WORK INSTRUCTION. Every line with the word "route" in it should be extracted from the data that follows.

AVAILABLE RECORDS.
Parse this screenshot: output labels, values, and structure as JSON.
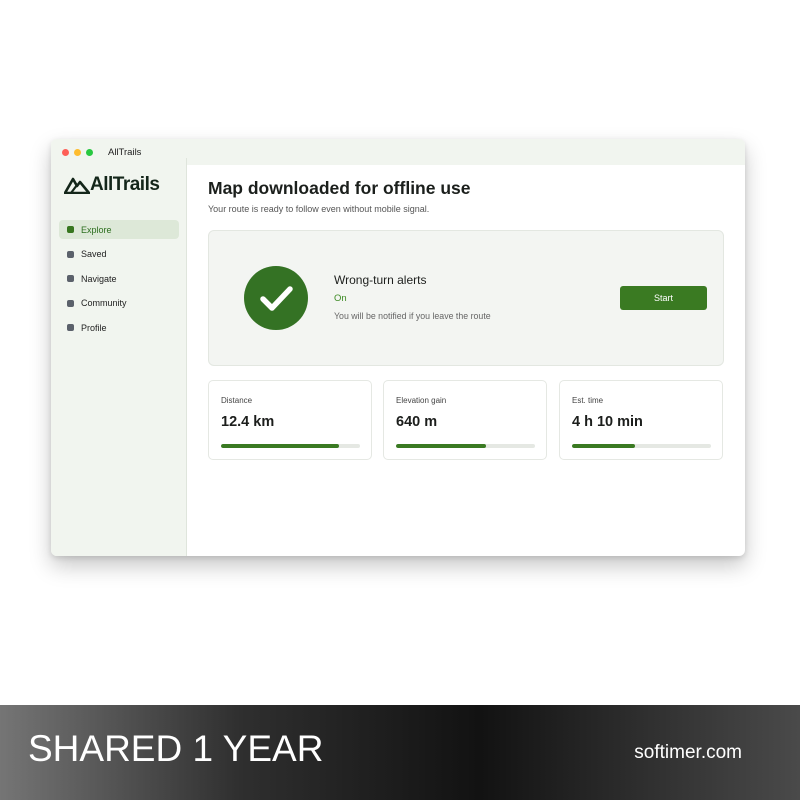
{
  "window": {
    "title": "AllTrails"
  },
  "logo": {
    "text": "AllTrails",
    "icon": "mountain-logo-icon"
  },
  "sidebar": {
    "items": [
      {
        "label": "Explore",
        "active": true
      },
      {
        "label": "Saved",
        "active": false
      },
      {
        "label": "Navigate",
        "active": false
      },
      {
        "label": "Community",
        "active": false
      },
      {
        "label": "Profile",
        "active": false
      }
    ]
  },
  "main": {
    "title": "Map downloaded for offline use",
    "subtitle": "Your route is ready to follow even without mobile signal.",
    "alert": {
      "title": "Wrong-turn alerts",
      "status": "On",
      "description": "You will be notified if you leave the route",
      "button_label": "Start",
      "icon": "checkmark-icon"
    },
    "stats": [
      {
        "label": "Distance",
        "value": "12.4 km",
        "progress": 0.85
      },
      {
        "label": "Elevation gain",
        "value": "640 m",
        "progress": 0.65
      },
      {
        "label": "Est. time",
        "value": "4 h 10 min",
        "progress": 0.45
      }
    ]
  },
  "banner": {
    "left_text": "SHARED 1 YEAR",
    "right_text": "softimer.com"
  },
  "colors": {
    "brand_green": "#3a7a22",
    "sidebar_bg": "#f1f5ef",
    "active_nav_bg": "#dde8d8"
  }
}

ANSWER TO THE PROBLEM.
    "subtitle": "Your route is ready to follow even without mobile signal.",
      "description": "You will be notified if you leave the route",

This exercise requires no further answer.